Task details: Every line of the records that holds the word "this" should be copied.

---*---

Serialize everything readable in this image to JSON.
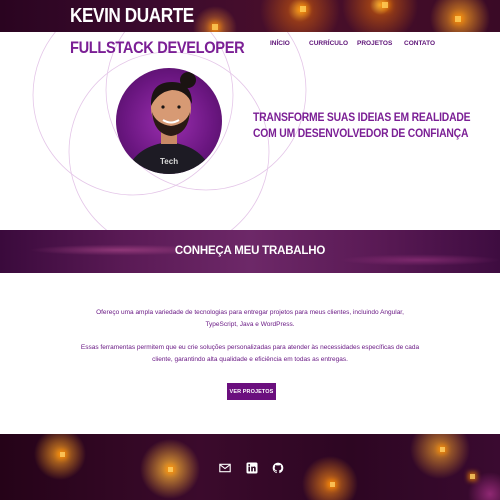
{
  "header": {
    "brand_name": "KEVIN DUARTE"
  },
  "hero": {
    "role_title": "FULLSTACK DEVELOPER",
    "nav": [
      {
        "label": "INÍCIO"
      },
      {
        "label": "CURRÍCULO"
      },
      {
        "label": "PROJETOS"
      },
      {
        "label": "CONTATO"
      }
    ],
    "tagline_line1": "TRANSFORME SUAS IDEIAS EM REALIDADE",
    "tagline_line2": "COM UM DESENVOLVEDOR DE CONFIANÇA",
    "avatar_shirt_text": "Tech"
  },
  "work": {
    "heading": "CONHEÇA MEU TRABALHO",
    "paragraph1": "Ofereço uma ampla variedade de tecnologias para entregar projetos para meus clientes, incluindo Angular, TypeScript, Java e WordPress.",
    "paragraph2": "Essas ferramentas permitem que eu crie soluções personalizadas para atender às necessidades específicas de cada cliente, garantindo alta qualidade e eficiência em todas as entregas.",
    "cta_label": "VER PROJETOS"
  },
  "footer": {
    "social_icons": [
      "email-icon",
      "linkedin-icon",
      "github-icon"
    ]
  },
  "colors": {
    "accent_purple": "#7b1f95",
    "button_purple": "#6b0f7e",
    "glow_orange": "#ffa028"
  }
}
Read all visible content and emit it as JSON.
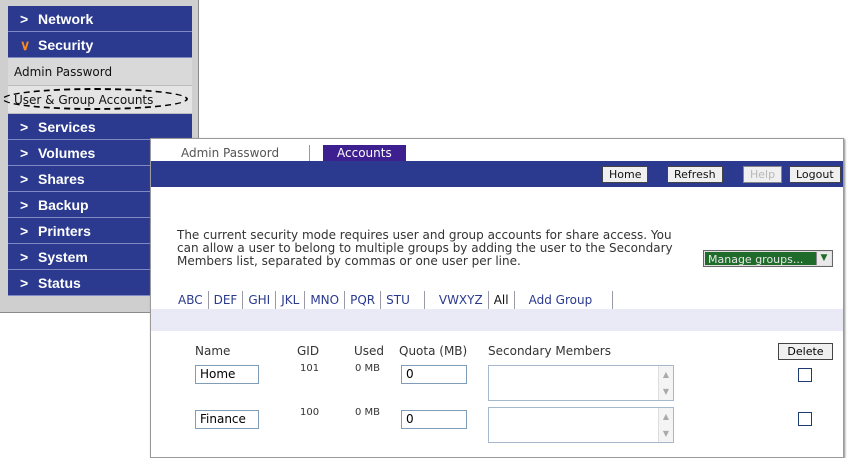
{
  "sidebar": {
    "items": [
      {
        "label": "Network"
      },
      {
        "label": "Security"
      },
      {
        "label": "Services"
      },
      {
        "label": "Volumes"
      },
      {
        "label": "Shares"
      },
      {
        "label": "Backup"
      },
      {
        "label": "Printers"
      },
      {
        "label": "System"
      },
      {
        "label": "Status"
      }
    ],
    "security_subitems": [
      {
        "label": "Admin Password"
      },
      {
        "label": "User & Group Accounts"
      }
    ]
  },
  "tabs": {
    "admin_password": "Admin Password",
    "accounts": "Accounts"
  },
  "toolbar": {
    "home": "Home",
    "refresh": "Refresh",
    "help": "Help",
    "logout": "Logout"
  },
  "description": "The current security mode requires user and group accounts for share access. You can allow a user to belong to multiple groups by adding the user to the Secondary Members list, separated by commas or one user per line.",
  "manage_select": {
    "value": "Manage groups..."
  },
  "letter_filters": [
    "ABC",
    "DEF",
    "GHI",
    "JKL",
    "MNO",
    "PQR",
    "STU",
    "VWXYZ",
    "All"
  ],
  "add_group": "Add Group",
  "table": {
    "headers": {
      "name": "Name",
      "gid": "GID",
      "used": "Used",
      "quota": "Quota (MB)",
      "secondary": "Secondary Members"
    },
    "delete_label": "Delete",
    "rows": [
      {
        "name": "Home",
        "gid": "101",
        "used": "0 MB",
        "quota": "0"
      },
      {
        "name": "Finance",
        "gid": "100",
        "used": "0 MB",
        "quota": "0"
      }
    ]
  },
  "colors": {
    "nav_blue": "#2b3a8f",
    "accounts_tab": "#3e1f8f",
    "manage_green": "#1e6b2a",
    "chevron_open": "#ff8c1a"
  }
}
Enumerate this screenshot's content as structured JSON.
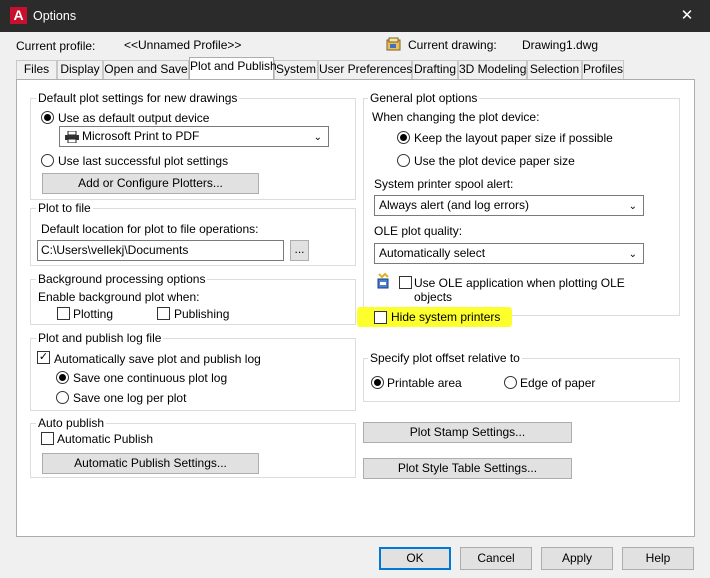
{
  "window": {
    "app_icon_letter": "A",
    "title": "Options",
    "close_glyph": "✕"
  },
  "profile": {
    "current_profile_label": "Current profile:",
    "current_profile_value": "<<Unnamed Profile>>",
    "current_drawing_label": "Current drawing:",
    "current_drawing_value": "Drawing1.dwg"
  },
  "tabs": [
    "Files",
    "Display",
    "Open and Save",
    "Plot and Publish",
    "System",
    "User Preferences",
    "Drafting",
    "3D Modeling",
    "Selection",
    "Profiles"
  ],
  "active_tab": "Plot and Publish",
  "default_plot": {
    "title": "Default plot settings for new drawings",
    "use_default_label": "Use as default output device",
    "device_value": "Microsoft Print to PDF",
    "use_last_label": "Use last successful plot settings",
    "add_plotters_label": "Add or Configure Plotters..."
  },
  "plot_to_file": {
    "title": "Plot to file",
    "location_label": "Default location for plot to file operations:",
    "location_value": "C:\\Users\\vellekj\\Documents",
    "browse_label": "..."
  },
  "background": {
    "title": "Background processing options",
    "enable_label": "Enable background plot when:",
    "plotting_label": "Plotting",
    "publishing_label": "Publishing"
  },
  "log": {
    "title": "Plot and publish log file",
    "auto_save_label": "Automatically save plot and publish log",
    "continuous_label": "Save one continuous plot log",
    "per_plot_label": "Save one log per plot"
  },
  "auto_publish": {
    "title": "Auto publish",
    "automatic_label": "Automatic Publish",
    "settings_label": "Automatic Publish Settings..."
  },
  "general": {
    "title": "General plot options",
    "changing_label": "When changing the plot device:",
    "keep_layout_label": "Keep the layout paper size if possible",
    "use_device_label": "Use the plot device paper size",
    "spool_label": "System printer spool alert:",
    "spool_value": "Always alert (and log errors)",
    "ole_quality_label": "OLE plot quality:",
    "ole_quality_value": "Automatically select",
    "use_ole_label_1": "Use OLE application when plotting OLE",
    "use_ole_label_2": "objects",
    "hide_printers_label": "Hide system printers"
  },
  "offset": {
    "title": "Specify plot offset relative to",
    "printable_label": "Printable area",
    "edge_label": "Edge of paper"
  },
  "buttons": {
    "plot_stamp": "Plot Stamp Settings...",
    "plot_style": "Plot Style Table Settings...",
    "ok": "OK",
    "cancel": "Cancel",
    "apply": "Apply",
    "help": "Help"
  },
  "colors": {
    "highlight": "#fcff2b",
    "title_bar": "#2b2b2b",
    "default_button_border": "#0078d7"
  }
}
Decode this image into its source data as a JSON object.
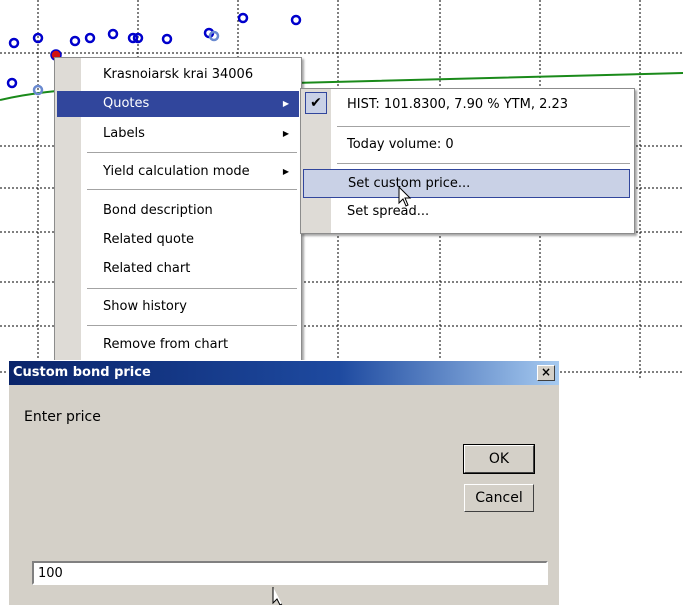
{
  "context_menu": {
    "items": [
      {
        "label": "Krasnoiarsk krai 34006",
        "submenu": false
      },
      {
        "label": "Quotes",
        "submenu": true,
        "highlighted": true
      },
      {
        "label": "Labels",
        "submenu": true
      },
      {
        "label": "Yield calculation mode",
        "submenu": true
      },
      {
        "label": "Bond description",
        "submenu": false
      },
      {
        "label": "Related quote",
        "submenu": false
      },
      {
        "label": "Related chart",
        "submenu": false
      },
      {
        "label": "Show history",
        "submenu": false
      },
      {
        "label": "Remove from chart",
        "submenu": false
      }
    ]
  },
  "quotes_submenu": {
    "items": [
      {
        "label": "HIST: 101.8300, 7.90 % YTM, 2.23",
        "checked": true
      },
      {
        "label": "Today volume: 0"
      },
      {
        "label": "Set custom price...",
        "highlighted": true
      },
      {
        "label": "Set spread..."
      }
    ]
  },
  "dialog": {
    "title": "Custom bond price",
    "close_label": "×",
    "prompt": "Enter price",
    "ok_label": "OK",
    "cancel_label": "Cancel",
    "price_value": "100"
  },
  "colors": {
    "menu_highlight": "#31469c",
    "submenu_highlight": "#c9d1e6",
    "curve": "#1a8a1a",
    "points": "#0000cc",
    "selected_point": "#d01010",
    "dialog_face": "#d4d0c8",
    "titlebar": "#0a246a"
  },
  "icons": {
    "submenu_arrow": "triangle-right-icon",
    "check": "checkmark-icon",
    "cursor": "mouse-pointer-icon"
  }
}
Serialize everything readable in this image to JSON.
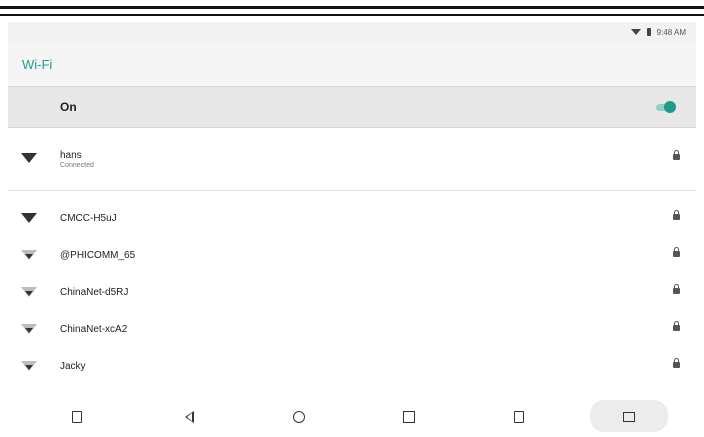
{
  "statusbar": {
    "time": "9:48 AM",
    "icons": [
      "wifi-icon",
      "battery-icon"
    ]
  },
  "header": {
    "title": "Wi-Fi"
  },
  "master": {
    "label": "On",
    "enabled": true,
    "accent": "#1e9a8a"
  },
  "networks": [
    {
      "name": "hans",
      "status": "Connected",
      "secured": true,
      "signal": "strong"
    },
    {
      "name": "CMCC-H5uJ",
      "status": "",
      "secured": true,
      "signal": "strong"
    },
    {
      "name": "@PHICOMM_65",
      "status": "",
      "secured": true,
      "signal": "weak"
    },
    {
      "name": "ChinaNet-d5RJ",
      "status": "",
      "secured": true,
      "signal": "weak"
    },
    {
      "name": "ChinaNet-xcA2",
      "status": "",
      "secured": true,
      "signal": "weak"
    },
    {
      "name": "Jacky",
      "status": "",
      "secured": true,
      "signal": "weak"
    }
  ],
  "navbar": {
    "buttons": [
      "volume-down-icon",
      "back-icon",
      "home-icon",
      "recents-icon",
      "volume-up-icon",
      "screenshot-icon"
    ]
  }
}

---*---

Exercise solution:
Serialize everything readable in this image to JSON.
Enumerate this screenshot's content as structured JSON.
Decode this image into its source data as a JSON object.
Serialize everything readable in this image to JSON.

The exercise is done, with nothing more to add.